Daryl Mitchell and Tom Blundell were both eyeing coveted hundreds at Lord’s after batting New Zealand into a commanding position on Friday’s second day of the first Test against England.
In a match where bowlers on both sides had previously been on top, the pair’s unbroken partnership of 180 took the World Test champions to 236 for four in their second innings at stumps, a lead of 227, after they had come together with New Zealand in trouble at 56 for four.
Mitchell was 97 not out and Blundell 90 not out – the first two fifties of the match.
They compiled the first century partnership of this match in classic Test-match fashion, displaying a sound defence while punishing anything loose or too full.
And at the close they had equalled New Zealand’s record fifth-wicket stand against England, set by Martin Crowe and Shane Thomson at Lord’s in 1994.
Mitchell finished Friday’s play in style, driving the last ball of the day, from England debutant Matthew Potts, for four to move to within three runs of a second Test hundred following his unbeaten 102 against Pakistan at Christchurch last year.
“It was tough toil throughout but to build that partnership with Daz (Mitchell) was very pleasing,” Blundell told Sky Sports.
“I found it quite difficult at first, but it was all about being patient and cashing in on the bad balls.”
As for now just being 10 runs shy of a hundred at Lord’s, wicketkeeper Blundell added: “I’ll sleep well tonight.
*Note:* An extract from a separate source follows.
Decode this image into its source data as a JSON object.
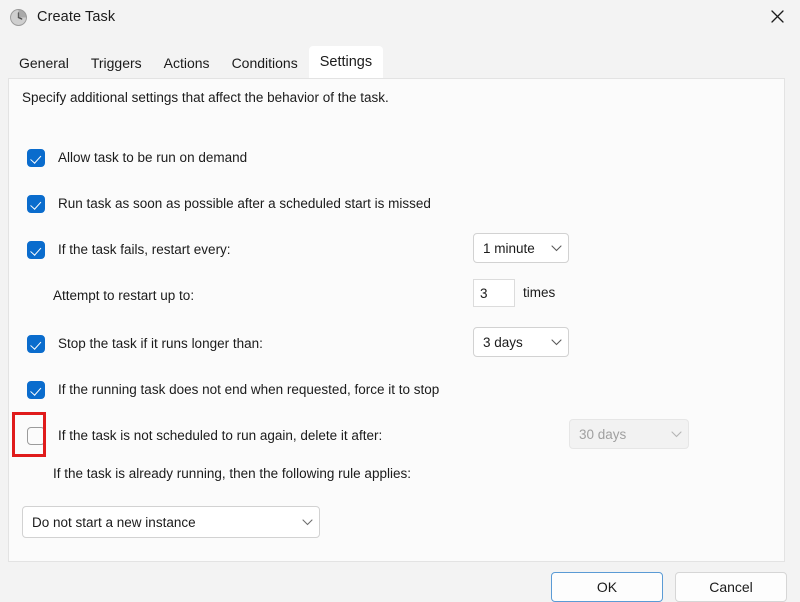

Those milestones will take care of themselves.”
Mitchell’s alliance with Blundell highlighted how a good pitch was blameless for the fact that 17 wickets had fallen on Thursday.
Given England’s struggle to make 141 in reply to New Zealand’s first-innings 132, the visitors may already have enough runs to play with, even though there are still three days left in this opening contest of a three-Test series.
But England assistant coach Paul Collingwood insisted all was far from lost for the hosts in their first Test under the new red-ball leadership duo of captain Ben Stokes and head coach Brendon McCullum, the former New Zealand captain.
“We have a new ball in the morning and some exceptional new-ball bowlers in the dressing room who can do some special stuff,” said Collingwood. “So hopefully we can take some early wickets tomorrow (Saturday) and it is game on.”
The former England all-rounder added: “But credit to New Zealand this (Friday) afternoon because they have played really well.”
Earlier, Potts – who enjoyed a superb first-innings return of four for 13 – struck again with a pre-lunch burst Friday of two for 11 in four overs.
For the second time in the match, the 23-year-old Durham quick dismissed New Zealand captain Kane Williamson.
Potts, who had needed just five balls on Thursday to claim the scalp of the star batsman as his first Test wicket, produced a fine lifting delivery that Williamson, on 15, edged to third slip Jonny Bairstow.
After lunch, Devon Conway – who last year marked his Test debut with a brilliant double century at Lord’s – fell cheaply for the second time in this match when a mistimed pull off Stuart Broad was caught down the legside by wicketkeeper Ben Foakes.
But Mitchell, the son of former All Blacks rugby coach John Mitchell, hit two fours off successive balls from pace-bowling all-rounder Stokes.
Blundell square-drove Potts for four, his seventh boundary, after tea to complete a 101-ball fifty and, minutes later, Mitchell followed him to the landmark in 97 balls including five boundaries.
Their efforts ensured the work of new-ball duo Tim Southee (four for 55) and left-armer Trent Boult (three for 21) in getting New Zealand back to almost level terms wasn’t wasted.
Debutant leg-spinner Matt Parkinson, England’s inaugural concussion substitute after replacing the injured Jack Leach, made little impression while England’s attack tiring seamers missed the extra pace that would have been provided by any one of injured express fast bowlers Jofra Archer, Mark Wood and Olly Stone.
(With AFP inputs)